## How to start – outline of steps

- Read over the introduction, even if you don’t understand a lot of it, and check the references being mentioned throughout.
- Read over the introductions of a couple of those, to get a better understanding of the context of your article/problem, see what else has been done in the area.
- Once you feel like you know the general (not all the details yet) idea of what’s being asked and how it’s being approached, read through the article
- The intent of reading it the first time is not to understand everything, and in fact you may not understand anything of some of the sections; it’s to be able to fill in the gaps on re-reads, and with other resources
- What might help during these steps:
- Find survey articles (google “survey article [my topic]”)
- Find PhD thesis or MSc thesis papers about your question or a related one (they might give more examples and details)
- Take notes on at least the introduction, and maybe the first section (at least for now, start at the beginning)
- Look for textbooks that explain these topics in more depth, especially if they have examples written out
- Look for seminars/talks about the paper

## If you’re stuck:

- Sometimes details are deeply hidden or omitted for page constraints
- An extended version of the paper may be on arxiv

- Be aware that there are gonna be typos (footnote: “However, when, as a graduate student, one encounters the task of reading a technical mathematical paper for the first time, it is often the case that one loses much of one’s higher reading skills, reverting instead to a more formal and tedious line-by-line interpretation of the text.
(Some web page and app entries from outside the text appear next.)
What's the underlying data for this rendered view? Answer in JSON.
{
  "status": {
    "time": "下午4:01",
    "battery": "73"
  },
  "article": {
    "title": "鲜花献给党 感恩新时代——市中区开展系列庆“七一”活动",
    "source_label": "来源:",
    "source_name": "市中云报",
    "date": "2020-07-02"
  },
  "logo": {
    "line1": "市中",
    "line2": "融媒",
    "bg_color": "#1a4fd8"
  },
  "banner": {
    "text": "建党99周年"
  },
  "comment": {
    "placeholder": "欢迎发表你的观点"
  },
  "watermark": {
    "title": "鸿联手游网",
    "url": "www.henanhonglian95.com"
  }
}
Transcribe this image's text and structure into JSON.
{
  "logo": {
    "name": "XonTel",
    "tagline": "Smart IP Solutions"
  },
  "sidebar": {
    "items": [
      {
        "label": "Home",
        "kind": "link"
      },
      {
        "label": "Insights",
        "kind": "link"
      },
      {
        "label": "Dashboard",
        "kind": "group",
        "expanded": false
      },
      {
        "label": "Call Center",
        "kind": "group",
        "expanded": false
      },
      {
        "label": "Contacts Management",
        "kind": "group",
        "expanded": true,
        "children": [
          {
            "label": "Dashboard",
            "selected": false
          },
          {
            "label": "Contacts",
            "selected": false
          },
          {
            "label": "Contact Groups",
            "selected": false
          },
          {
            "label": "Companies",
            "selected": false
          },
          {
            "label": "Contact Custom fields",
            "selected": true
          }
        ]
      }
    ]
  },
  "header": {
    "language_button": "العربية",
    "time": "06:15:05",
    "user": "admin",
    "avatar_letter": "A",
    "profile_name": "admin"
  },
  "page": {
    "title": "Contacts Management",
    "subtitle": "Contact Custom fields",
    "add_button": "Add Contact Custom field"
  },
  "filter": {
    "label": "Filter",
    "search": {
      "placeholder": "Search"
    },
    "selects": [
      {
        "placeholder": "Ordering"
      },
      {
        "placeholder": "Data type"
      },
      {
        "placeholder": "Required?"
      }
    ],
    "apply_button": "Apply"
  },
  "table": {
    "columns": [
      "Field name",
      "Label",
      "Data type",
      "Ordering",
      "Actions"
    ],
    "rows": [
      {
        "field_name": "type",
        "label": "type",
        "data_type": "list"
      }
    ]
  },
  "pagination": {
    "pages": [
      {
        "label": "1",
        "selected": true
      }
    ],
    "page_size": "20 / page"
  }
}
As a consequence, a single typo or undefined term in the paper can cause one’s comprehension of the paper to grind to a complete halt, in much the same way that it would to a computer.” from Terry Tao’s blog)
- Compare with similar sections of the paper
- Recognize what the author is trying to do, and how the step fits into the overall argument, don’t just formally read line by line

- Try and find a simpler paper, or a paper which uses the same argument to solve an easier problem (check the references)
- A paper will usually tell you when they’re following another paper for a section of the proof

- Find something to try!
- Even if you’re completely lost on how to justify a step, just try the first thing which comes to mind. It might not work, but understanding why it doesn’t is still progress

- Find a way to turn large parts of the paper into one step
- A paper may be going through a very complicated construction or a long computation which can be summarized as simply “getting a bound” or something similar.
- Look at what the step you’re stuck on is trying to prove, and how it comes into play in the larger structure.
- In this case, there is no need to spend time understanding “unnecessary” parts of the proof, unless you’re incorporating the arguments into your own research

## General advice:

- Check your understanding of the ideas (not just the technical details)
- Can you approximately reconstruct the proof after looking at it
- Explain the paper to someone else (or to a rubber duck)
- Simple outline: first step leads to second, etc, in a few sentences

- Don’t be a passive reader!
- Ask yourself why the definitions are set up the way they are
- As you read statements of theorems, think of how you would approach proving it or disproving it before reading ahead in the paper
- Try to anticipate what results follow from theorems
- A math paper is a polished version of a longer process of trials and errors – recreate this process for yourself!

- Prioritise which parts to read and skip
- Don’t read everything in detail if the paper or a specific proof is very long
- Some parts of papers are there for completeness, but might not give a lot of interesting insights, skim or skip those
- Ask your supervisor for advice and insight into which parts are interesting general tools, which examples are important in your field, what is background reading, which parts you can skip

- Visualize abstract/general proofs
- Start with the proof/explanations of a special case
- Have a leading example, which you refer to as you read through the paper and check how the general results apply in practice – this will help you develop intuition for the problem
- (for graph theory) Draw a graph or example illustrating the important ideas or proofs of the paper

- Once you have a good understanding, think beyond the paper
- Check why all the assumptions are necessary – what happens when you drop one of them?
- Can the results be generalised further? If not, what are insightful counter-examples?
- Variations – How would the problem and results change if you slightly change the setting?

## If it’s your first paper…

- Don’t be discouraged if you need to read up on a lot of background. If you don’t understand everything on your first read – don’t hesitate to pause and go back to fill gaps
- It gets faster! As you will get comfortable with standard arguments
- Papers are written with a specific target audience in mind – look for a first paper that is suitable for your background

## Further links on how to read a math paper:

Now you know how to read a math paper, you’re all set to go try your own things and let us know any helpful advice we could add to this page!

Not sure how to even find which paper to read? Take a look at MathSciNet, which you can access for free through the McGill VPN or WiFi on campus

Thank you to Agnès, Bart, Maddie and Sam for organizing and giving this workshop. Thank you to Prof. Sophie Spirkl for her insightful advice.

Further links on how to read a math paper:

- Slides from our How to Read a Math Paper Workshop
- How to Read a Paper, by S Keshav – a paper about reading papers
- How to Read Mathematics by Shai Simonson and Fernando Gouvea – advice presented in the most poetic and interactive way
- How to Read a Research Paper by Matt Baker, AMS Notices – on the three different speeds at which to read a math paper, based on what you hope to get out of it